Of course, the idea that female teachers are responsible for whatever fantasies their students indulge in is really just part and parcel of an educational system that refuses to acknowledge any kind of systemic problems—be it misogyny, racism, socioeconomic inequality, etc. At least in Texas, would-be teachers are told repeatedly that a good teacher can make up for anything that might be holding a student back—poverty, family troubles, etc. If a student fails, or misbehaves, it’s not because of administrative policies, or a stultifying curriculum, or the fact that they’re forced to work to help support their families and have no time left over for studying; it’s all on the teacher. So, really, why would schools regard sexism any differently? Why wonder whether male students might harbor attitudes that would make them think that all females are there for the taking? It’s so much easier to simply ignore the fact that while a female teacher may be nominally in charge, the balance of power cuts very much the other way when it comes to gender—even when the “men” are adolescent boys. But of course, if we actually acknowledged any of this, we might have to actually devote some time and money to addressing systemic sexism, racism, etc. and, again, it’s just so much easier to comfort ourselves with the idea that a good teacher can fix everything. It’s aggressive individualism at its worst—the idea that, since nothing can stand in the way of a strong will, all it takes to change anything is a bunch of strong wills cheerfully plowing over whatever problems stand in their way. And if you’re not strong-willed—if you can’t or don’t want to put up with sexual harassment with little to no support—well, too bad. You have nothing to offer, there’s no place for you, and you should just go hide your face in shame.

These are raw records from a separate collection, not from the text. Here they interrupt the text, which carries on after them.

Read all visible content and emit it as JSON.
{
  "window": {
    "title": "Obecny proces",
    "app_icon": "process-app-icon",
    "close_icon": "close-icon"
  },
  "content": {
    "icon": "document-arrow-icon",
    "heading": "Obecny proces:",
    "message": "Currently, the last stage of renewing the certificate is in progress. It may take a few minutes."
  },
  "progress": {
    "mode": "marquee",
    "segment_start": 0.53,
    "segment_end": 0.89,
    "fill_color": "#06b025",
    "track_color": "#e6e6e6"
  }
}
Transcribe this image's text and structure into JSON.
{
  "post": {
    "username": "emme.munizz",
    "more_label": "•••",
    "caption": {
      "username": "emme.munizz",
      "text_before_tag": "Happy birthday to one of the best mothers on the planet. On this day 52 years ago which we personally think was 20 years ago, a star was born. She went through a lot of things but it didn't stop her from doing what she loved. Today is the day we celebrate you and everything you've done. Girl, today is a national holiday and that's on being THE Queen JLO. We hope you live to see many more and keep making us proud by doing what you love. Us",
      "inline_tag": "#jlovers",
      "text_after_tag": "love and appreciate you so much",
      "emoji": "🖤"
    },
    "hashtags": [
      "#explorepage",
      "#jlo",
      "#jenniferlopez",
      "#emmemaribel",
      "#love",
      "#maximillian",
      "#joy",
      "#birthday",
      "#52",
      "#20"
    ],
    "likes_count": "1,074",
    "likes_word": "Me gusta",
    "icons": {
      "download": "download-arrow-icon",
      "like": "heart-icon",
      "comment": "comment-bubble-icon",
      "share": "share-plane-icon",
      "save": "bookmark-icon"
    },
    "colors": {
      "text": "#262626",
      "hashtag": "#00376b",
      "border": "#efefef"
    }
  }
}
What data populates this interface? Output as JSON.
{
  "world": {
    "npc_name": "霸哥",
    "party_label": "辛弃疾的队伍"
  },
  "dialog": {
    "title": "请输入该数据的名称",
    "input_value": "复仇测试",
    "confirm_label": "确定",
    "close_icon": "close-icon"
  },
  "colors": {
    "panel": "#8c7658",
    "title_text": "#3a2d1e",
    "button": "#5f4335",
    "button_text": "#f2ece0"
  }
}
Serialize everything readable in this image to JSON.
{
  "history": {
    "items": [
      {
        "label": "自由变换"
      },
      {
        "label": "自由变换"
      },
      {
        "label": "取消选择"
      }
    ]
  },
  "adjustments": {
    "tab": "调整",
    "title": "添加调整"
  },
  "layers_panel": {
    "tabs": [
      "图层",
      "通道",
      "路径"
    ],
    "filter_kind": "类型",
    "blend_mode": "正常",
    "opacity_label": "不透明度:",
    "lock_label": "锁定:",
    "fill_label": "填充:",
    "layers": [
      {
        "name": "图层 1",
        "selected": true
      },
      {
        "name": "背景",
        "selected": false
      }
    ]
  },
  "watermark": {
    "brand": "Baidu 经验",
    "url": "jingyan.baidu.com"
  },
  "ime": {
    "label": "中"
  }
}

The upshot of all of this, personally, is that I have refocused my attention on applying for adjunct positions at community colleges. Yes, there’s plenty of sexism in higher education, and yes, pay for part-time instructors is nowhere near a living wage, but hey, maybe I’ll at least be able to sleep in past 5:00 AM.